Wrestler's Bridge has fallen down
116 year old bridge collapses
By Susan Hall
“A motorist driving across Wrestler’s Bridge, Hatfield, did not know that he was dicing with death. For the bridge started cracking almost under his wheels.
He drove on, not knowing that after more than 100 years he was the last across the bridge.
Last across is always a dangerous game”
A quote from the front page of the Welwyn Times and Haftfield Herald, 25 February 1966, page 1.
On Sunday 20 February 1966, Wrestler’s Bridge at Hatfield collapsed on to the main Kings Cross railway line, cutting the Great North Road in two.
The Welwyn Times and Hatfield Herald reported
“It was in the middle of Sunday morning when a series of sharp reports warned workmen relaying the line under the bridge of impending disaster.
The main support sank into the ground, and parapet masonry began to fall on to the line.
The engineer in charge immediately cleared the line and sent men in both directions to warn trains approaching the bridge.
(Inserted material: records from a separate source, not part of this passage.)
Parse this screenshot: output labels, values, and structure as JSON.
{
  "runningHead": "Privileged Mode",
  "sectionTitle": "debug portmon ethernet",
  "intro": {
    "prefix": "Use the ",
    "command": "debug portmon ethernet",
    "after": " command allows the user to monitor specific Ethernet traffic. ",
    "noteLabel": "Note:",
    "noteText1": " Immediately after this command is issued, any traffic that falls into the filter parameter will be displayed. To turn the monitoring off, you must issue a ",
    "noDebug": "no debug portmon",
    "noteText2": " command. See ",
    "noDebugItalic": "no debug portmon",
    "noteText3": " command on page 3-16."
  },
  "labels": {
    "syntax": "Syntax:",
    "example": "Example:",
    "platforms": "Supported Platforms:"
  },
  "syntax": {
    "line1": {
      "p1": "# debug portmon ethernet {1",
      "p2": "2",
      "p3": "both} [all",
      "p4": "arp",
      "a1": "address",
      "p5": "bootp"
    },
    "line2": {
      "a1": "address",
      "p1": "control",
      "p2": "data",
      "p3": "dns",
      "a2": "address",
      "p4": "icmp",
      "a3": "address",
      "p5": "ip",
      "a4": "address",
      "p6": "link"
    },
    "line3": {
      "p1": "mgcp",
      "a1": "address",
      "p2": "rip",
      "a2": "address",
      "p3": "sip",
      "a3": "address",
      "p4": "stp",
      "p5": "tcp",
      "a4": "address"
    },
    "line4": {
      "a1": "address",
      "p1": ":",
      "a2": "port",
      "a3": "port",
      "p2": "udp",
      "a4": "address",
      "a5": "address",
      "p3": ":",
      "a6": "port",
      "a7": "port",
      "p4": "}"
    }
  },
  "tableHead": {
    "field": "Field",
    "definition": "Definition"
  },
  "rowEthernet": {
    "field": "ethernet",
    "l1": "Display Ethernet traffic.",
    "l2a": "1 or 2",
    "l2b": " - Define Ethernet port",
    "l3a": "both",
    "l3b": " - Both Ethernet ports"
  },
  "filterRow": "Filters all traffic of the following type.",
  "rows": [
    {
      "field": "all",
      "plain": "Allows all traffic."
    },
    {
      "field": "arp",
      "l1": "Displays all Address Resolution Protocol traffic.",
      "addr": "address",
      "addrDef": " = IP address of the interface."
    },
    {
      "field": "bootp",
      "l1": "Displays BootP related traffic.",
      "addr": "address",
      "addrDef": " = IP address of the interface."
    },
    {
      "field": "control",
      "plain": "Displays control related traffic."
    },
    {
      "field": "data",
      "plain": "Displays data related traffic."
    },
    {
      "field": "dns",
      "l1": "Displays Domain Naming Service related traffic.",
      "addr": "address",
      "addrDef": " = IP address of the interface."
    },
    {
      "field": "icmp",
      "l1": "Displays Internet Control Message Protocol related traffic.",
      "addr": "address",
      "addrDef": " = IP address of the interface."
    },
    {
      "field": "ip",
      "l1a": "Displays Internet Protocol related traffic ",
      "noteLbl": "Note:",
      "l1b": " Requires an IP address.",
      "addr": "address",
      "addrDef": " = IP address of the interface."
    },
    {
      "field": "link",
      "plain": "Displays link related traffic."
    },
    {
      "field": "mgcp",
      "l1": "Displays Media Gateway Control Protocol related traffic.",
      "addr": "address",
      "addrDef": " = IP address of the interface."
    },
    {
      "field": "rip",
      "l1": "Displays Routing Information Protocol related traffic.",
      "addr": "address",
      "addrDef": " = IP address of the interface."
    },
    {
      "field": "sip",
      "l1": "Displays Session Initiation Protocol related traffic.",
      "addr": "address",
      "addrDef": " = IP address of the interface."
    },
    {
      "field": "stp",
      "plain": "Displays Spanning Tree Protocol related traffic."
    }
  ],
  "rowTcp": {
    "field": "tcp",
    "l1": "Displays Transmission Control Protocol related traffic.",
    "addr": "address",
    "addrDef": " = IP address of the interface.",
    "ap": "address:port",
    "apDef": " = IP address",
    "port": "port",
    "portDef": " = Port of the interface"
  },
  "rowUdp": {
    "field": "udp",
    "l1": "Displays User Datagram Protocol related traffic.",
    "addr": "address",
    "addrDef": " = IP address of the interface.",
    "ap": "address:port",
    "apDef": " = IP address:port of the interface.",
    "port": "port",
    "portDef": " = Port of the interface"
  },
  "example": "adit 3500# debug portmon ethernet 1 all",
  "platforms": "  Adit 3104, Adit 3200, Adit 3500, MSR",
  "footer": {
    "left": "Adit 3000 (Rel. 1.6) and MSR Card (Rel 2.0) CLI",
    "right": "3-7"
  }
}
Detonators were placed on the line to stop main through trains, and Hatfield station master was warned to hold all traffic in the station.”
The occupants on the Birchwwod estate were cut off from the Old Town, the station and the bus station.
Councillor Frank Clayton, who lives on the Birchwood estate said “I shall make every effort to speed up the building of a footbridge as a matter of Priority”.
While the line was out of action some passengers were directed through Hertford North Station, while commuters from Welwyn Garden City were transported by buses to Hatfield station to catch the London trains.
Gangs of workmen worked day and night to clear the line, it was not until Wednesday that trains were running normally.
So what happened?
Mr Archibald Patterson, chief civil engineer to British Rail Board said ” The foundation of the pier failed quite suddenly, and two per cent of the masonary collapsed. We collapsed the rest of the bridge, as the structure was cracked and fissured”.
Mr Patterson also said that the bridge had been inspected during the last six months.
The people of Hatfield were hoping that the collapse of the bridge may spur the authorities into solving the towns traffic problems. The Development Corporation had been planning to demolish Wrestler’s Bridge for several years. The original plan was to wait until the south link road scheme was completed to take the traffic away from the old town and then knock the bridge down and close the road.
On Thursday 3 March 1966 the Ministry of Transport were to hold an inquiry to find out why the 116 year old bridge collapsed.
Experts had divided oponions at the enquiry, which was held at Liverpool Street Station by Col. D. McMullen, chief inspecting officer of railways.
One civil engineer said that he had recommended in 1965 that the bridge should be reconstructed no later that 1967, whilst another said that he thought the bridge was quite sound for several years.
An article published in the Welwyn Times and Hatfield Herald on March 11 1966, reports on the inquiry. Col. McMullen said that he would submit his report to the Minister of Transport, Mrs Barbara Castle, and that it would be published, he then closed the public hearing.
You can see the bridge on the maps of the area, the 1962 map shows how much the Birchwood Estate had grown up.
The bridge that you see in the aerial photo of 1 April 1966 only carries the gas, electricity, water and phone services across the railway line, these were severed when the bridge collapsed.
On 13 May 1966 it was reported that the South Link Road Scheme was started. It was designed to join up the A1, Barnet-by-pass and the A1000, just south of Hatfield.
In the Welywn Times and Hatfield Herald of 28 October 1966 the following article appeared:
British Rail have kept their word to Hatfield’s Birchwood estate to provide a footbridge across the railway by November this year.
The new bridge for pedestrians only will be open on Monday. It is made of tubular steel frame work with a boarded footwalk.
The promise was made after the collapse of Wrestlers Bridge, on the Great North Road, in February, when it was reported that the estates 2000 residents were cut off from the town centre, the bus terminus and the railway station.
So the footbridge was errected, as promised, but the road bridge was never replaced.